App and web page records:
.....
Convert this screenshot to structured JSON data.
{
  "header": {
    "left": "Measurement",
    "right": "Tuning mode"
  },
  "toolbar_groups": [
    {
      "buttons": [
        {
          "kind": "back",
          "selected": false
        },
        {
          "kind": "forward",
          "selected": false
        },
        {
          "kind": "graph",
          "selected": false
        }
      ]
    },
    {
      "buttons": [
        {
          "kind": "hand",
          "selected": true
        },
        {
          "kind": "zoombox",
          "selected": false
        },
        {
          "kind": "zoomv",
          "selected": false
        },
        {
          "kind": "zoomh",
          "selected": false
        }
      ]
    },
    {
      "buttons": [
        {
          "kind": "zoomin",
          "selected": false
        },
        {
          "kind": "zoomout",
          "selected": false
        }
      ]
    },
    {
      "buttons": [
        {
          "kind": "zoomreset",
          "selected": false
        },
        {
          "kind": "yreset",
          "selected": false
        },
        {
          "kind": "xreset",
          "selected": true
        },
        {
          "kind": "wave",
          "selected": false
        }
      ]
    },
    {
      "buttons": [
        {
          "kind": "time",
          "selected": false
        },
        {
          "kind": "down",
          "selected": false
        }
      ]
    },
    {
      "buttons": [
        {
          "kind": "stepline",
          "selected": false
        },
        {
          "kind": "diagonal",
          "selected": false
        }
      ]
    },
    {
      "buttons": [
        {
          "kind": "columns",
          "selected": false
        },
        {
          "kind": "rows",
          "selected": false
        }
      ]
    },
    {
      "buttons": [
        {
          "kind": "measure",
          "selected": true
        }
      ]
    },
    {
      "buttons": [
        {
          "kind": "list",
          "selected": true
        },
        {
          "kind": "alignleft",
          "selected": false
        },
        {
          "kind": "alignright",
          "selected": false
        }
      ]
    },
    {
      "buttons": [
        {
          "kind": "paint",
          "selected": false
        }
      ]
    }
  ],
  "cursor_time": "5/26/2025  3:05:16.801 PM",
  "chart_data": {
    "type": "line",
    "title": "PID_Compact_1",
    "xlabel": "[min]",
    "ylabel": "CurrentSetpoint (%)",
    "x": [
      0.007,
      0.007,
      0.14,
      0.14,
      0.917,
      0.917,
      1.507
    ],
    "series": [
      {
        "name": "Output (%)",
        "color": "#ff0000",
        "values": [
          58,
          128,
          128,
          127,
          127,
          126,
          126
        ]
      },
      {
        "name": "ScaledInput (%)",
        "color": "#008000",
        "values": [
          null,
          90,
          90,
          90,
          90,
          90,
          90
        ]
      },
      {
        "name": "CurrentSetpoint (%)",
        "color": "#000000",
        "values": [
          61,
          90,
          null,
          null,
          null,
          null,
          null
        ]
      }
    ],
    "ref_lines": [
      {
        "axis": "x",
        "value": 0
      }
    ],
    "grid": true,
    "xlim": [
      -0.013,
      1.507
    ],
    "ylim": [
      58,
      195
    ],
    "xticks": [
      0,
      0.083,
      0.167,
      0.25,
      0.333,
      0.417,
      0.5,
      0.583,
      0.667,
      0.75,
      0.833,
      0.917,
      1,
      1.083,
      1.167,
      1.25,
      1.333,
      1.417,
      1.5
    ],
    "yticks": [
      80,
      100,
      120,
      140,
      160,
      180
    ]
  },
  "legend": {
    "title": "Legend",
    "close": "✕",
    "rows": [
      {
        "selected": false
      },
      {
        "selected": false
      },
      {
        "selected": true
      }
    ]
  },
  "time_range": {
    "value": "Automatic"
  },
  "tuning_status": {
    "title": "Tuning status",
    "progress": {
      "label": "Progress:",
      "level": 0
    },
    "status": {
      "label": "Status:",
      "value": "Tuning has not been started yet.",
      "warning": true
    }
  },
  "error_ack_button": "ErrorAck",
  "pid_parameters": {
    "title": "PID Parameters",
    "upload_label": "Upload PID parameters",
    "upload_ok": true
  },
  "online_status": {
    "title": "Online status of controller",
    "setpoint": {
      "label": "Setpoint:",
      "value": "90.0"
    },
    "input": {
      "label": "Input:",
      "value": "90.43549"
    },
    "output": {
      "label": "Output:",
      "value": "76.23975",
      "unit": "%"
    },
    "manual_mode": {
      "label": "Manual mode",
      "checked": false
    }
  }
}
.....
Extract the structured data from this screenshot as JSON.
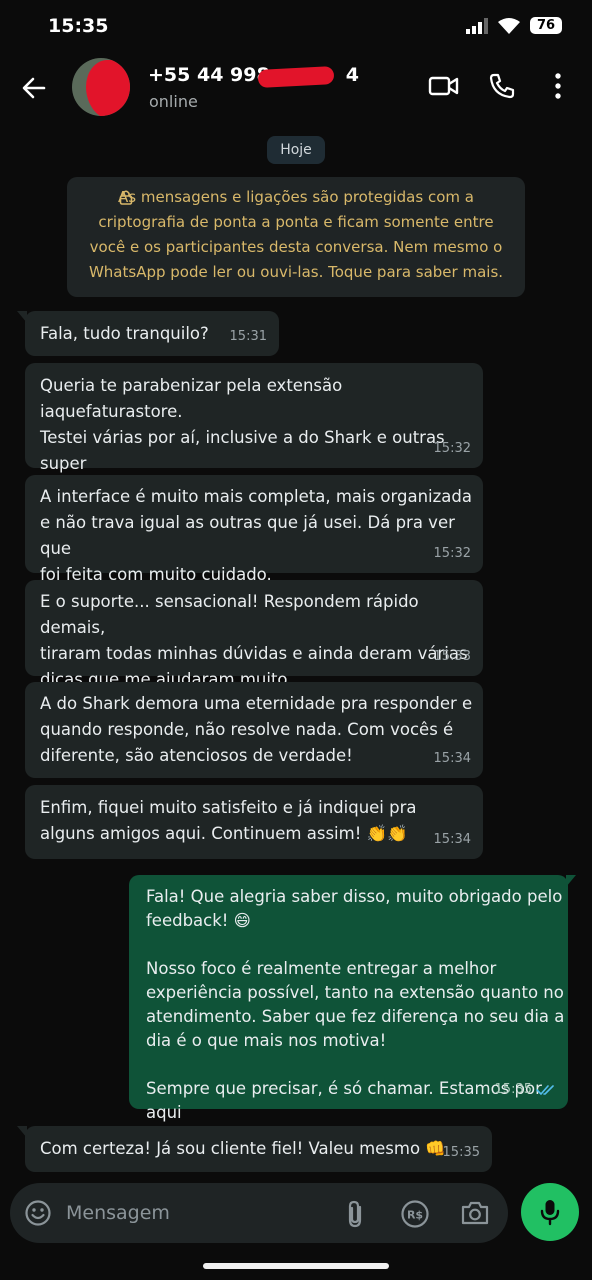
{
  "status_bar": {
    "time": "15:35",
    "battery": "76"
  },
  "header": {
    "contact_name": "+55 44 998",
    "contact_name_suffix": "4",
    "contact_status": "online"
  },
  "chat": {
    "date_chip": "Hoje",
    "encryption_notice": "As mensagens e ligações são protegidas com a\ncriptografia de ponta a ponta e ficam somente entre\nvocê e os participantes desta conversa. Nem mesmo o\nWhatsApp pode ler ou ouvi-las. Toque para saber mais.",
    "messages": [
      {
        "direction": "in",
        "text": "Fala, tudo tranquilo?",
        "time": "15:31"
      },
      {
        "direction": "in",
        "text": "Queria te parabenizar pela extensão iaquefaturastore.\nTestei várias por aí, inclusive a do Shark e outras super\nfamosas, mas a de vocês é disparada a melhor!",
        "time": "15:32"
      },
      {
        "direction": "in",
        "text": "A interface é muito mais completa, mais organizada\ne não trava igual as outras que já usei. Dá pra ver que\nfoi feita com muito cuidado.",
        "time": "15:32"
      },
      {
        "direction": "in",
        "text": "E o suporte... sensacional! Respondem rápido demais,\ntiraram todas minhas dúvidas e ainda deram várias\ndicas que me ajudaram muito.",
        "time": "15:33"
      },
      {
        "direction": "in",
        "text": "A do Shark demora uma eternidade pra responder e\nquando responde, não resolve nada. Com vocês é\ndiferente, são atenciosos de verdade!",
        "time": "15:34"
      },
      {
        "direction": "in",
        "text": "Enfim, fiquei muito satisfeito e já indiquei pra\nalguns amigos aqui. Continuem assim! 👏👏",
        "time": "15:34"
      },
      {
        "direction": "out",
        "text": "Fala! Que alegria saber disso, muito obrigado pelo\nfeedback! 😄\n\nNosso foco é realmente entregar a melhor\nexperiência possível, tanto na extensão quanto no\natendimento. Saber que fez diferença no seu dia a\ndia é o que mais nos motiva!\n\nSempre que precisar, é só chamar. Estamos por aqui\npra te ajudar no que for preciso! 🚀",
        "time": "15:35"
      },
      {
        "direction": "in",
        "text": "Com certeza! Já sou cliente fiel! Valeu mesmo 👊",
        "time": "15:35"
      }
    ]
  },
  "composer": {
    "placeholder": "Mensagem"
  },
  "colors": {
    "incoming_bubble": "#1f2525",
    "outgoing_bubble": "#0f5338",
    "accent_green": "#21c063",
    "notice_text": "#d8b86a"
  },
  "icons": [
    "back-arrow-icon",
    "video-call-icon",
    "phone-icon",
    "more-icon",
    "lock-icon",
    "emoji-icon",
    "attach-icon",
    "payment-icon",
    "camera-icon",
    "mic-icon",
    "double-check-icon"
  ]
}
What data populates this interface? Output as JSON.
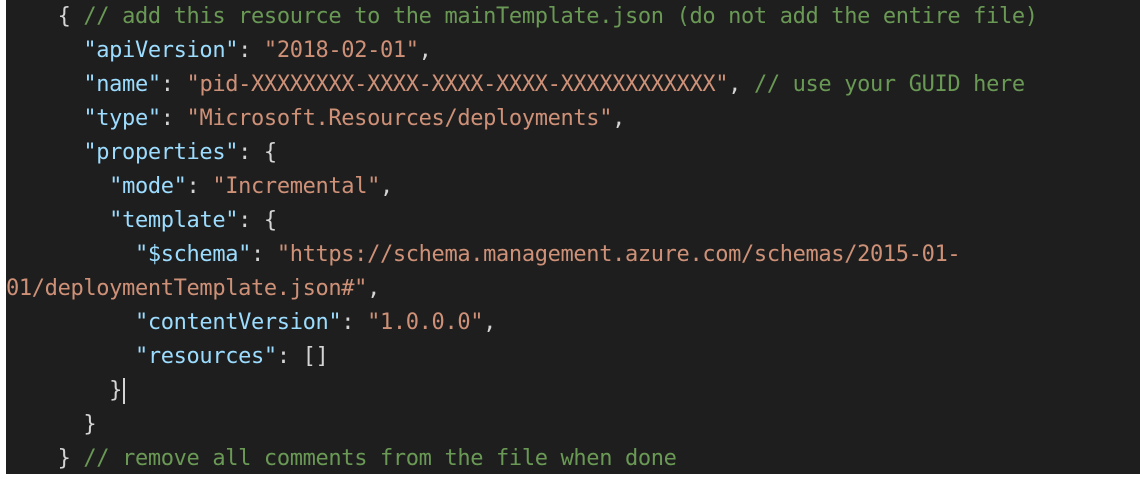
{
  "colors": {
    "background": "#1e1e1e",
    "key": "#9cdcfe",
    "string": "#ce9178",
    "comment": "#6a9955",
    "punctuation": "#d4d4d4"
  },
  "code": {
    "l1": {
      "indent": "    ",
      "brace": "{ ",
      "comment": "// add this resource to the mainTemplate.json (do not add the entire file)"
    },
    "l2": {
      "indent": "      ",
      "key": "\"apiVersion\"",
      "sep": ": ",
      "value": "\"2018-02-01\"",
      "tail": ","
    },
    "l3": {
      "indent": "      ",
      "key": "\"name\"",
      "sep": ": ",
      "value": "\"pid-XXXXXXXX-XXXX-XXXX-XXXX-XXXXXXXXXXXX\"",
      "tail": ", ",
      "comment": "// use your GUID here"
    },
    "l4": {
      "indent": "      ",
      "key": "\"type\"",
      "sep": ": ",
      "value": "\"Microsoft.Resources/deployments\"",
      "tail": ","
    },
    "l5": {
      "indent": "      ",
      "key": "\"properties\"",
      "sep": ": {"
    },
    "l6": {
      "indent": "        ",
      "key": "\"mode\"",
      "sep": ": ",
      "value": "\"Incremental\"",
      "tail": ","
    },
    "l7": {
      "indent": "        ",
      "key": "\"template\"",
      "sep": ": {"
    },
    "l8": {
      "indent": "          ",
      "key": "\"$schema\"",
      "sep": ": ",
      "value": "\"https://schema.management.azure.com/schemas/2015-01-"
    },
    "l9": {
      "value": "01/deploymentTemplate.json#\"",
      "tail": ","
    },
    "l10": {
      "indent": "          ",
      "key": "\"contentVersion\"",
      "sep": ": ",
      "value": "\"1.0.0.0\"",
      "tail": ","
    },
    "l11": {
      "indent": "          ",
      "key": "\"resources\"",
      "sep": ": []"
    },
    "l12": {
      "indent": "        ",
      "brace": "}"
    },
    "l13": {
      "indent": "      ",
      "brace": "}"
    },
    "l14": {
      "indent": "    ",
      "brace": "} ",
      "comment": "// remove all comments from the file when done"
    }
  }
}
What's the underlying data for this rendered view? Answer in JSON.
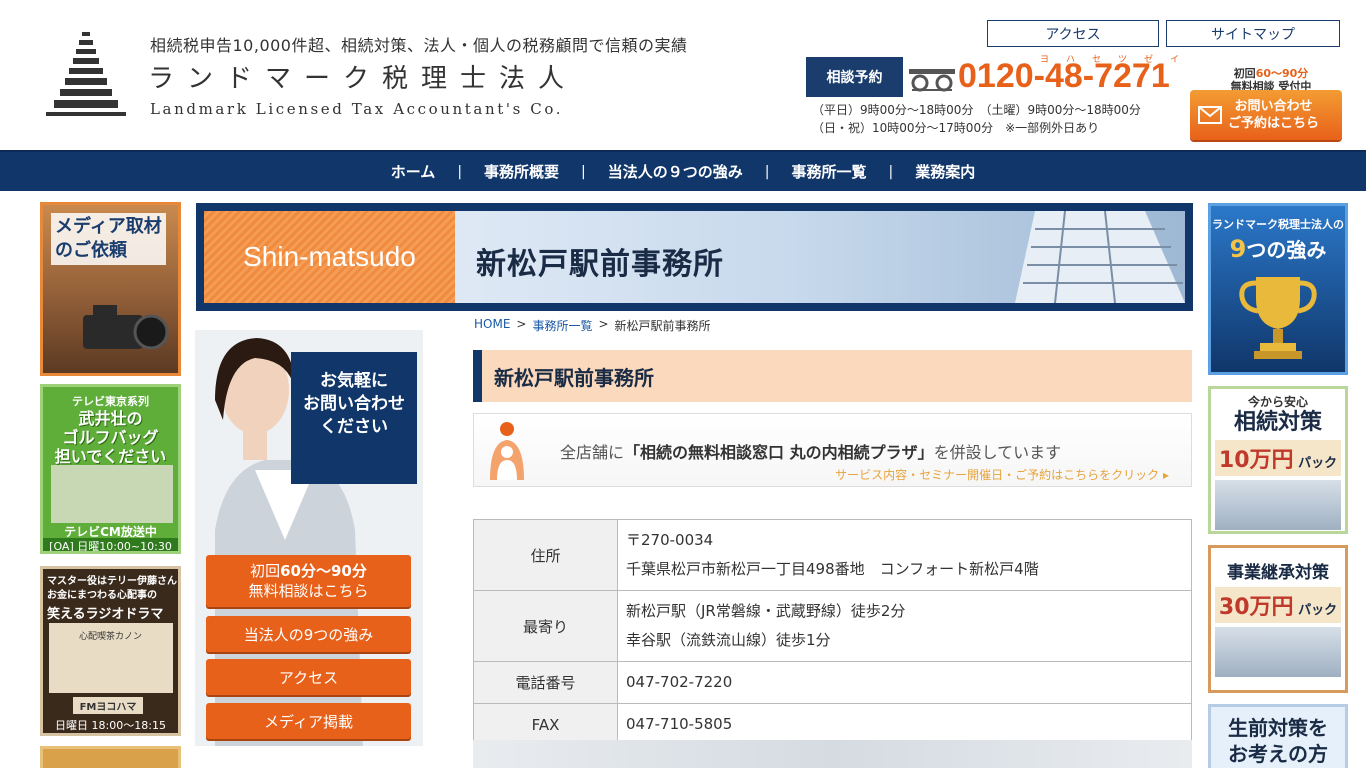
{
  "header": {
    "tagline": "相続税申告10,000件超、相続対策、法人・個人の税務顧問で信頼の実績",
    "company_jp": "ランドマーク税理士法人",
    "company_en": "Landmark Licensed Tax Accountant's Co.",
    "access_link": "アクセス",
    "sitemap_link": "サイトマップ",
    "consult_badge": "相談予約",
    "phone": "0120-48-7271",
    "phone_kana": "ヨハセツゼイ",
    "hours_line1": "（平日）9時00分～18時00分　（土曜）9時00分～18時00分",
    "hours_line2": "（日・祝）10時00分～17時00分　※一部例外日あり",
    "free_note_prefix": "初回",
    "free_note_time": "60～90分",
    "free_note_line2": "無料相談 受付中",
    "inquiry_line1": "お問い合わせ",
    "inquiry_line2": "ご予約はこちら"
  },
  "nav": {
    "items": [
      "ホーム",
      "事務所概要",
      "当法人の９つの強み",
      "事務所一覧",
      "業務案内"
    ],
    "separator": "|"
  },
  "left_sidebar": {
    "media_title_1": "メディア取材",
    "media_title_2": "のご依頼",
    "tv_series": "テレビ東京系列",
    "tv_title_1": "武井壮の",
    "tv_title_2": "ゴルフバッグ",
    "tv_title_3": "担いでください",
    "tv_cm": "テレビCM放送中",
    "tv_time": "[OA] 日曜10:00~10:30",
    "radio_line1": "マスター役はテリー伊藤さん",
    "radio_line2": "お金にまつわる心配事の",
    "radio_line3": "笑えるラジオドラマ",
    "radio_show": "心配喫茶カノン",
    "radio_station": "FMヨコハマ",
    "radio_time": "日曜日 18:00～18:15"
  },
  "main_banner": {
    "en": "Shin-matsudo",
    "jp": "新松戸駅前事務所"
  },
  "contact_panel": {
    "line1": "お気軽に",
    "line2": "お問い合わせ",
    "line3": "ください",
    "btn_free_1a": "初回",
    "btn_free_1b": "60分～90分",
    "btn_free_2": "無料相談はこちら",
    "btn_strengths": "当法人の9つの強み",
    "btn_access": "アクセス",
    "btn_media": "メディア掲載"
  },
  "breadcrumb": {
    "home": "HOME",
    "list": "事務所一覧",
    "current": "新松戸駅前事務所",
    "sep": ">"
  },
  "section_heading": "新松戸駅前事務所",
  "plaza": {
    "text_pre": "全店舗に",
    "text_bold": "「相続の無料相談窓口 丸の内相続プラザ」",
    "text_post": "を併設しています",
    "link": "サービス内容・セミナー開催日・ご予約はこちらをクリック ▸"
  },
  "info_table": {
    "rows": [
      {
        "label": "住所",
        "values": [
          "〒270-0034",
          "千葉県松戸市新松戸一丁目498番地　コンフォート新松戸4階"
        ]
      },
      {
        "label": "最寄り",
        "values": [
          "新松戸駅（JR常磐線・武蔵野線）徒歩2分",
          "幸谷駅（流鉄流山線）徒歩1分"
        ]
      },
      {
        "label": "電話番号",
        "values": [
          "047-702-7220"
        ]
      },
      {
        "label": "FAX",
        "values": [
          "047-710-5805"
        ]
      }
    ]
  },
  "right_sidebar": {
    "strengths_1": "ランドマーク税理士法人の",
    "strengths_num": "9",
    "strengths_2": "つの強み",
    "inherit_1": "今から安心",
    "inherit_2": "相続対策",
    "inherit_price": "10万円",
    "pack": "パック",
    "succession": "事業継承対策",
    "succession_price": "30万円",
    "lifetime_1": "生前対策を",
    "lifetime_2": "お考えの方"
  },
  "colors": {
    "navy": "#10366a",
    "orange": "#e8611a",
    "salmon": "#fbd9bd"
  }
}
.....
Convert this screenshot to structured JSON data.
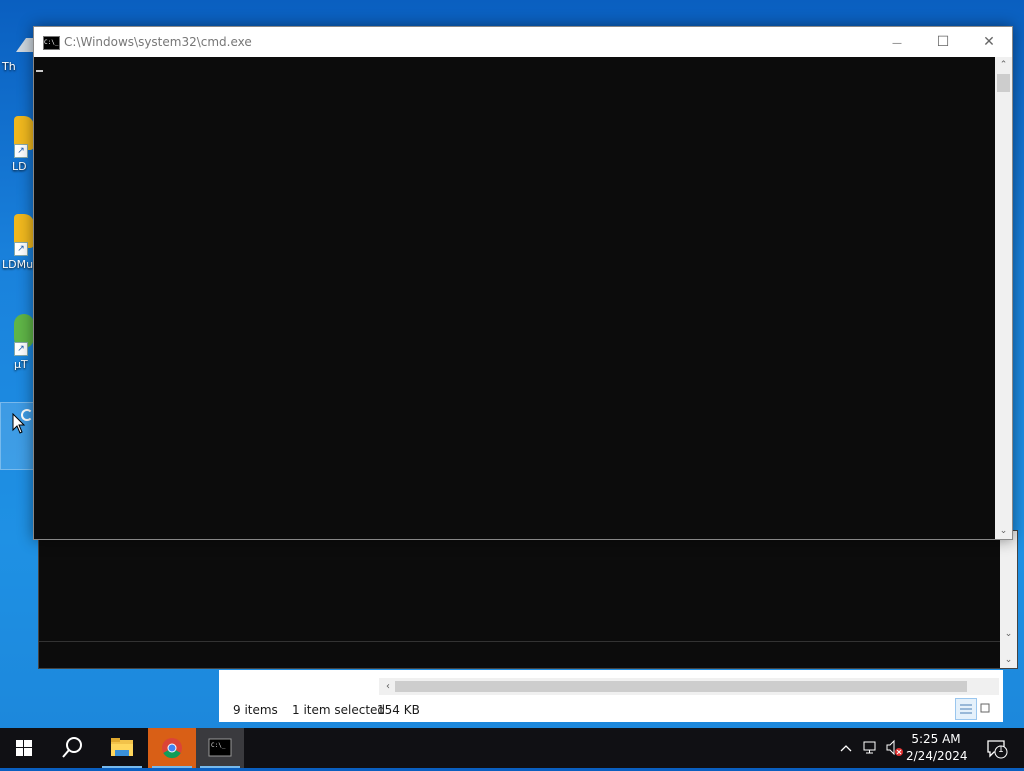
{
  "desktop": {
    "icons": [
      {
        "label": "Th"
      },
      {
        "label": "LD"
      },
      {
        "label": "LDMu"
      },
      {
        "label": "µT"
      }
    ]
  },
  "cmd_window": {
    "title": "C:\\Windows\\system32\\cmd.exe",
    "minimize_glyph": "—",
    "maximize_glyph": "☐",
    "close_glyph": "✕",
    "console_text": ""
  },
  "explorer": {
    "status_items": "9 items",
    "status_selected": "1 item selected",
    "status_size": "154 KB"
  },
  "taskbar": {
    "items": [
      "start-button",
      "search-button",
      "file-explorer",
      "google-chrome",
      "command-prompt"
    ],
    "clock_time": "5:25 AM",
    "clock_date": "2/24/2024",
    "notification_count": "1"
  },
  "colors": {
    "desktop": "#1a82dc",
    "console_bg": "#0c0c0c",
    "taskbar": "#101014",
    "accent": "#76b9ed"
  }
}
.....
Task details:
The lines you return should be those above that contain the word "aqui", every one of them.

Reply to the exercise:
        "text": "Enfim, fiquei muito satisfeito e já indiquei pra\nalguns amigos aqui. Continuem assim! 👏👏",
        "text": "Fala! Que alegria saber disso, muito obrigado pelo\nfeedback! 😄\n\nNosso foco é realmente entregar a melhor\nexperiência possível, tanto na extensão quanto no\natendimento. Saber que fez diferença no seu dia a\ndia é o que mais nos motiva!\n\nSempre que precisar, é só chamar. Estamos por aqui\npra te ajudar no que for preciso! 🚀",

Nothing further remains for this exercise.